What to work on: In your copy, drop the images and return each record exactly as it stands.

---------- Data shown ----------

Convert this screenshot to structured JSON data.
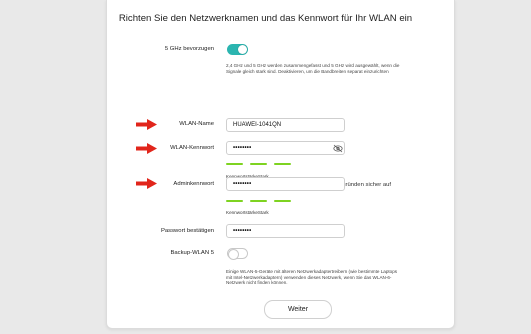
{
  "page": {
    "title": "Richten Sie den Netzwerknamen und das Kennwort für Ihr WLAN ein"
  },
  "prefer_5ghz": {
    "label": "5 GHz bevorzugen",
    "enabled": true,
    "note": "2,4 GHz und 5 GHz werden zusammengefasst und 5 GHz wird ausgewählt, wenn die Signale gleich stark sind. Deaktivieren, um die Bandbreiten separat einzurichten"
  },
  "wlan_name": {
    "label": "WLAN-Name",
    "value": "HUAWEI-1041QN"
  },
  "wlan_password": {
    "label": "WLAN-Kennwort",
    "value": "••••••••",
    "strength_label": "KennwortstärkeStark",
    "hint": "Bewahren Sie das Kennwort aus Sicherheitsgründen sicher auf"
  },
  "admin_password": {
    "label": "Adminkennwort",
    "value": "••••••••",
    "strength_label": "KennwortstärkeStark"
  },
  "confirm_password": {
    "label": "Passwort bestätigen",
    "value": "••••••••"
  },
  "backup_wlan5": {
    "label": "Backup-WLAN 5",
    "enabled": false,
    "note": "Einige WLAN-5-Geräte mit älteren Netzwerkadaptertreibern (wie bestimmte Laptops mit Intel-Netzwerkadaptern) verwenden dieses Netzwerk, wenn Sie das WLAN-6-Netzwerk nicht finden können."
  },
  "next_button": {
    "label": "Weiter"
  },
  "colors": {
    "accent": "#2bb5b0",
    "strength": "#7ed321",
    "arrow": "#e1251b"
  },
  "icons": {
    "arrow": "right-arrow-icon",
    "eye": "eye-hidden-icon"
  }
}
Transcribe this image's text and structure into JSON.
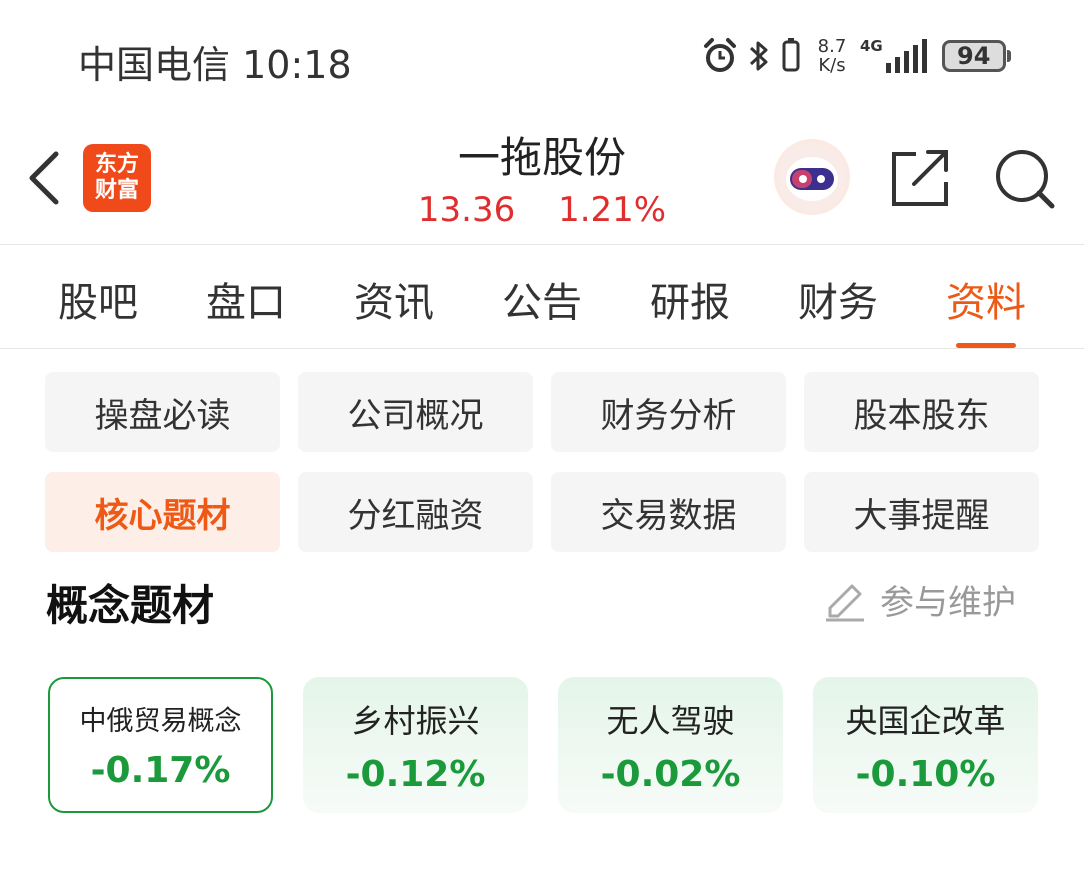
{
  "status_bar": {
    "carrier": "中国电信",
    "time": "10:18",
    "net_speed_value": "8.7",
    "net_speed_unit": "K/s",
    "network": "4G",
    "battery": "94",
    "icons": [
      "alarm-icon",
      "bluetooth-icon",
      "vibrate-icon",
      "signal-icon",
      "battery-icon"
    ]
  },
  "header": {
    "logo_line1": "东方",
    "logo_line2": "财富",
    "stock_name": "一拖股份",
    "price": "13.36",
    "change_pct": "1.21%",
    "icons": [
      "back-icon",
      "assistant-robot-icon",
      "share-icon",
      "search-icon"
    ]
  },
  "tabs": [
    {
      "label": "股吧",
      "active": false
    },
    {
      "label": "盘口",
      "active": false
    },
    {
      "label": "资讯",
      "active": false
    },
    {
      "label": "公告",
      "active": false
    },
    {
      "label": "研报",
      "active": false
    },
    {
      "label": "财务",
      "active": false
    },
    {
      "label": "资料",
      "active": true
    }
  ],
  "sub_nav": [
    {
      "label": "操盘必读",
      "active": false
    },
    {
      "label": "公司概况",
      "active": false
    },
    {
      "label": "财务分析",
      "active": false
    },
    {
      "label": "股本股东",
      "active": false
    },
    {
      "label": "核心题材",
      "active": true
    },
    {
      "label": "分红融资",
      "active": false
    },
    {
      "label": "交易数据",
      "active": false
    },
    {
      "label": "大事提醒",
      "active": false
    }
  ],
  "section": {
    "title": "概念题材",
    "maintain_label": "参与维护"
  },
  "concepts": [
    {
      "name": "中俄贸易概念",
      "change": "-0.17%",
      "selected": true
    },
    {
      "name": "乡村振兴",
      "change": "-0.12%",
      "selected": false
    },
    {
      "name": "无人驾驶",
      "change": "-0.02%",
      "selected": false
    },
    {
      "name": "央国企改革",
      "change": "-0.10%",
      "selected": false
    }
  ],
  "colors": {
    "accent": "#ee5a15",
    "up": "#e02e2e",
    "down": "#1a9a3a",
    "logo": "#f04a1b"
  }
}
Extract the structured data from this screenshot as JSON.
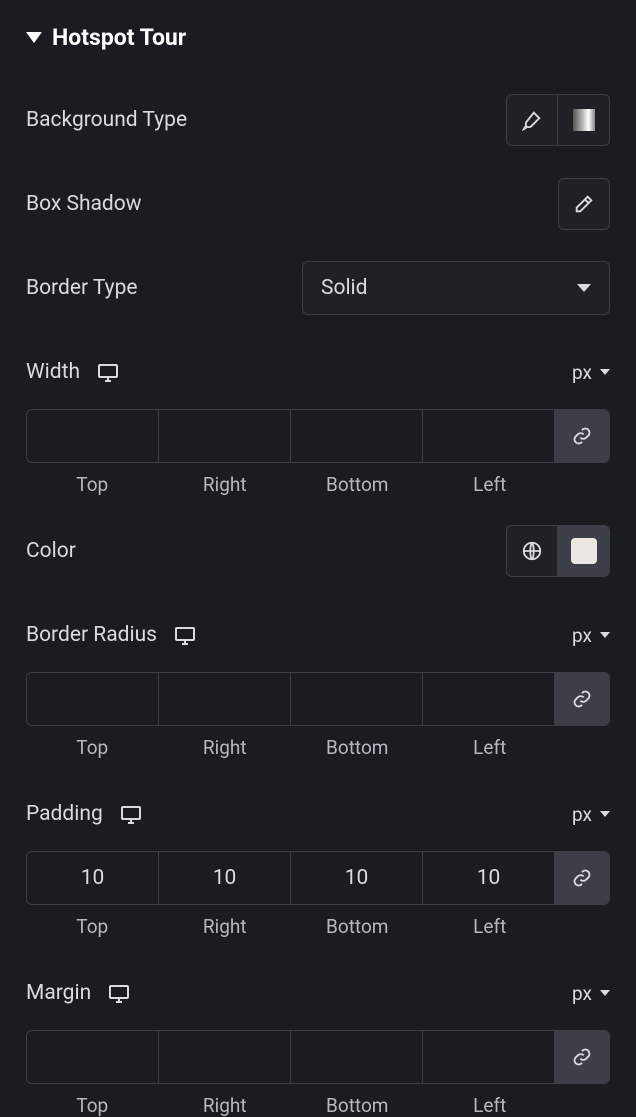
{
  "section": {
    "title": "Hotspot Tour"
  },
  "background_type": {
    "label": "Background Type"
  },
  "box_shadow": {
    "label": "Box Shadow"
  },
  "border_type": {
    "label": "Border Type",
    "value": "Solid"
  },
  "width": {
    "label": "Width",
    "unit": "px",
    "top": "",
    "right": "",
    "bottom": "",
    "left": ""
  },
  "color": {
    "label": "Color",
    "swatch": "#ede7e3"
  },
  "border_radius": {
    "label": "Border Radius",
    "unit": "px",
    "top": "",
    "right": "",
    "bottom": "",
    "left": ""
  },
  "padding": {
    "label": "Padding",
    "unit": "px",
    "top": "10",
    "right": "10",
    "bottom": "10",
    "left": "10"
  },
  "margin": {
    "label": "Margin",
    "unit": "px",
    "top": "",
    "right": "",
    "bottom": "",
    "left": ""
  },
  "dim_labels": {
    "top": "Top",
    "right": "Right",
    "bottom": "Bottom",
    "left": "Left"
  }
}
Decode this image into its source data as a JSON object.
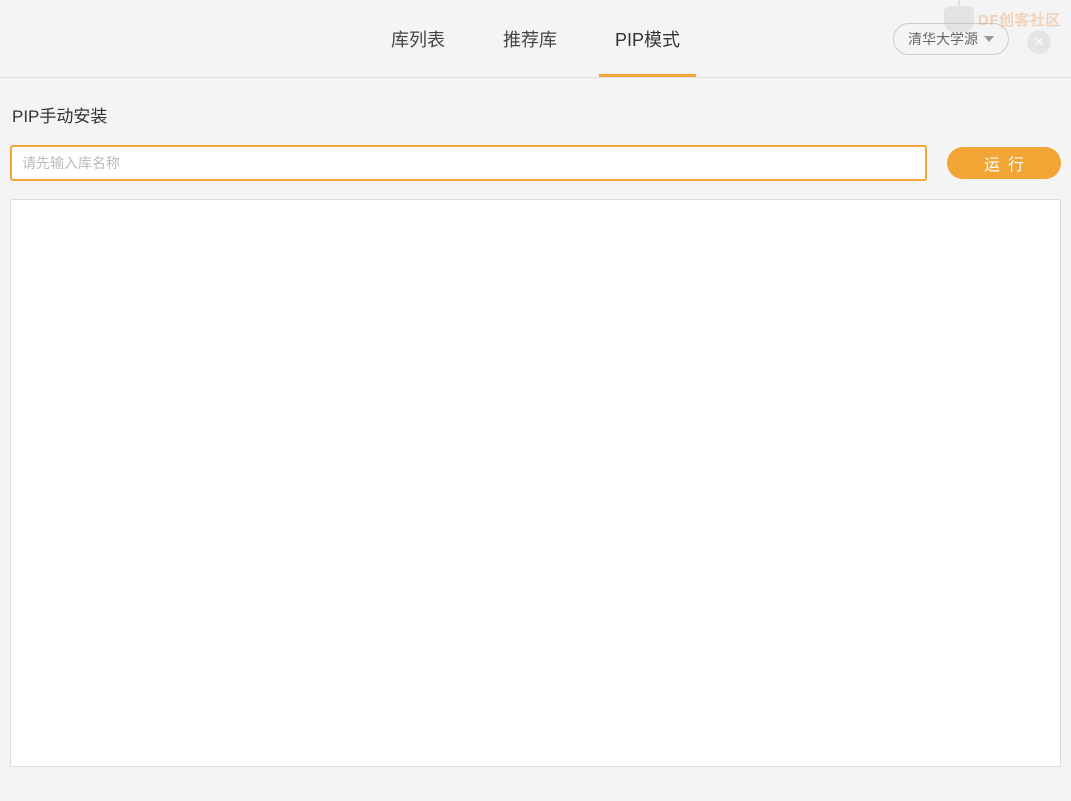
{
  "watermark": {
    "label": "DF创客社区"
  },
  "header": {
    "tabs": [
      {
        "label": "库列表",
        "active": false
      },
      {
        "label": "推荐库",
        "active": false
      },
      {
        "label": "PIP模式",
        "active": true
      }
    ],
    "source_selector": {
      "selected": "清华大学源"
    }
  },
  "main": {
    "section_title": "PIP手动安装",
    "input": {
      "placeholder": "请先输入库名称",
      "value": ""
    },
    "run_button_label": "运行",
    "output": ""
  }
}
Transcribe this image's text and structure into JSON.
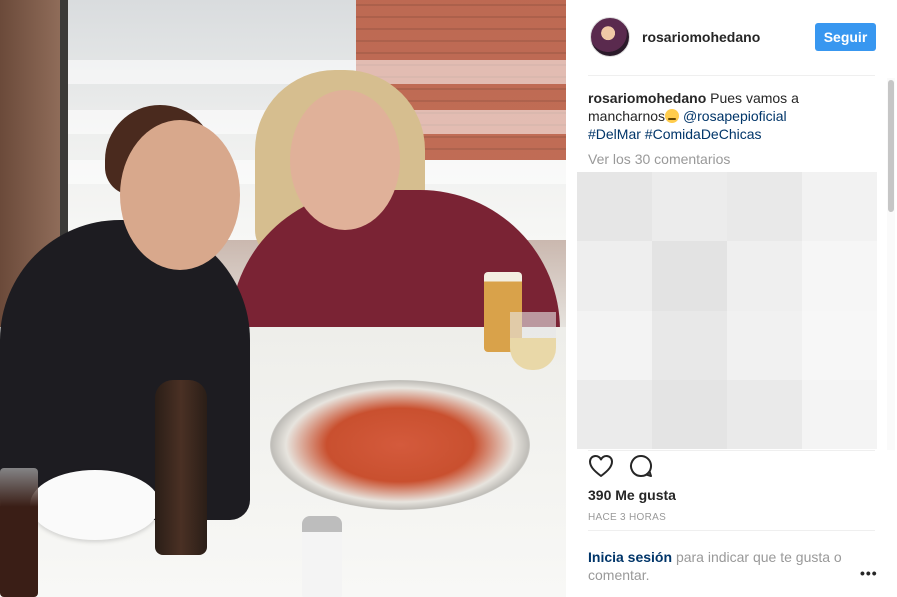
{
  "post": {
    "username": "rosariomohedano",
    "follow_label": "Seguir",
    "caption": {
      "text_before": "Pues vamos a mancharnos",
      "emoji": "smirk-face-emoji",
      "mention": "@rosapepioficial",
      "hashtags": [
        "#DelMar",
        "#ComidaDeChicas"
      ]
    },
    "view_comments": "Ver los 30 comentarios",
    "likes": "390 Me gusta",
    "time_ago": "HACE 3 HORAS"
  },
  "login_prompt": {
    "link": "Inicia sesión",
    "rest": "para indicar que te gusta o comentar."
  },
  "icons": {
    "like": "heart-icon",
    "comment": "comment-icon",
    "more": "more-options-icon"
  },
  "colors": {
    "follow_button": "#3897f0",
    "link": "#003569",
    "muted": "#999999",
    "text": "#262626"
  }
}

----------

Exercise output:
Convert this screenshot to structured JSON data.
{
  "page": {
    "title": "Richten Sie den Netzwerknamen und das Kennwort für Ihr WLAN ein"
  },
  "prefer_5ghz": {
    "label": "5 GHz bevorzugen",
    "enabled": true,
    "note": "2,4 GHz und 5 GHz werden zusammengefasst und 5 GHz wird ausgewählt, wenn die Signale gleich stark sind. Deaktivieren, um die Bandbreiten separat einzurichten"
  },
  "wlan_name": {
    "label": "WLAN-Name",
    "value": "HUAWEI-1041QN"
  },
  "wlan_password": {
    "label": "WLAN-Kennwort",
    "value": "••••••••",
    "strength_label": "KennwortstärkeStark",
    "hint": "Bewahren Sie das Kennwort aus Sicherheitsgründen sicher auf"
  },
  "admin_password": {
    "label": "Adminkennwort",
    "value": "••••••••",
    "strength_label": "KennwortstärkeStark"
  },
  "confirm_password": {
    "label": "Passwort bestätigen",
    "value": "••••••••"
  },
  "backup_wlan5": {
    "label": "Backup-WLAN 5",
    "enabled": false,
    "note": "Einige WLAN-5-Geräte mit älteren Netzwerkadaptertreibern (wie bestimmte Laptops mit Intel-Netzwerkadaptern) verwenden dieses Netzwerk, wenn Sie das WLAN-6-Netzwerk nicht finden können."
  },
  "next_button": {
    "label": "Weiter"
  },
  "colors": {
    "accent": "#2bb5b0",
    "strength": "#7ed321",
    "arrow": "#e1251b"
  },
  "icons": {
    "arrow": "right-arrow-icon",
    "eye": "eye-hidden-icon"
  }
}
Transcribe this image's text and structure into JSON.
{
  "status_bar": {
    "carrier": "中国电信",
    "time": "10:18",
    "net_speed_value": "8.7",
    "net_speed_unit": "K/s",
    "network": "4G",
    "battery": "94",
    "icons": [
      "alarm-icon",
      "bluetooth-icon",
      "vibrate-icon",
      "signal-icon",
      "battery-icon"
    ]
  },
  "header": {
    "logo_line1": "东方",
    "logo_line2": "财富",
    "stock_name": "一拖股份",
    "price": "13.36",
    "change_pct": "1.21%",
    "icons": [
      "back-icon",
      "assistant-robot-icon",
      "share-icon",
      "search-icon"
    ]
  },
  "tabs": [
    {
      "label": "股吧",
      "active": false
    },
    {
      "label": "盘口",
      "active": false
    },
    {
      "label": "资讯",
      "active": false
    },
    {
      "label": "公告",
      "active": false
    },
    {
      "label": "研报",
      "active": false
    },
    {
      "label": "财务",
      "active": false
    },
    {
      "label": "资料",
      "active": true
    }
  ],
  "sub_nav": [
    {
      "label": "操盘必读",
      "active": false
    },
    {
      "label": "公司概况",
      "active": false
    },
    {
      "label": "财务分析",
      "active": false
    },
    {
      "label": "股本股东",
      "active": false
    },
    {
      "label": "核心题材",
      "active": true
    },
    {
      "label": "分红融资",
      "active": false
    },
    {
      "label": "交易数据",
      "active": false
    },
    {
      "label": "大事提醒",
      "active": false
    }
  ],
  "section": {
    "title": "概念题材",
    "maintain_label": "参与维护"
  },
  "concepts": [
    {
      "name": "中俄贸易概念",
      "change": "-0.17%",
      "selected": true
    },
    {
      "name": "乡村振兴",
      "change": "-0.12%",
      "selected": false
    },
    {
      "name": "无人驾驶",
      "change": "-0.02%",
      "selected": false
    },
    {
      "name": "央国企改革",
      "change": "-0.10%",
      "selected": false
    }
  ],
  "colors": {
    "accent": "#ee5a15",
    "up": "#e02e2e",
    "down": "#1a9a3a",
    "logo": "#f04a1b"
  }
}
Extract the structured data from this screenshot as JSON.
{
  "section": {
    "title": "Hotspot Tour"
  },
  "background_type": {
    "label": "Background Type"
  },
  "box_shadow": {
    "label": "Box Shadow"
  },
  "border_type": {
    "label": "Border Type",
    "value": "Solid"
  },
  "width": {
    "label": "Width",
    "unit": "px",
    "top": "",
    "right": "",
    "bottom": "",
    "left": ""
  },
  "color": {
    "label": "Color",
    "swatch": "#ede7e3"
  },
  "border_radius": {
    "label": "Border Radius",
    "unit": "px",
    "top": "",
    "right": "",
    "bottom": "",
    "left": ""
  },
  "padding": {
    "label": "Padding",
    "unit": "px",
    "top": "10",
    "right": "10",
    "bottom": "10",
    "left": "10"
  },
  "margin": {
    "label": "Margin",
    "unit": "px",
    "top": "",
    "right": "",
    "bottom": "",
    "left": ""
  },
  "dim_labels": {
    "top": "Top",
    "right": "Right",
    "bottom": "Bottom",
    "left": "Left"
  }
}
Decode this image into its source data as a JSON object.
{
  "watermark": {
    "label": "DF创客社区"
  },
  "header": {
    "tabs": [
      {
        "label": "库列表",
        "active": false
      },
      {
        "label": "推荐库",
        "active": false
      },
      {
        "label": "PIP模式",
        "active": true
      }
    ],
    "source_selector": {
      "selected": "清华大学源"
    }
  },
  "main": {
    "section_title": "PIP手动安装",
    "input": {
      "placeholder": "请先输入库名称",
      "value": ""
    },
    "run_button_label": "运行",
    "output": ""
  }
}
Transcribe this image's text and structure into JSON.
{
  "post": {
    "username": "rosariomohedano",
    "follow_label": "Seguir",
    "caption": {
      "text_before": "Pues vamos a mancharnos",
      "emoji": "smirk-face-emoji",
      "mention": "@rosapepioficial",
      "hashtags": [
        "#DelMar",
        "#ComidaDeChicas"
      ]
    },
    "view_comments": "Ver los 30 comentarios",
    "likes": "390 Me gusta",
    "time_ago": "HACE 3 HORAS"
  },
  "login_prompt": {
    "link": "Inicia sesión",
    "rest": "para indicar que te gusta o comentar."
  },
  "icons": {
    "like": "heart-icon",
    "comment": "comment-icon",
    "more": "more-options-icon"
  },
  "colors": {
    "follow_button": "#3897f0",
    "link": "#003569",
    "muted": "#999999",
    "text": "#262626"
  }
}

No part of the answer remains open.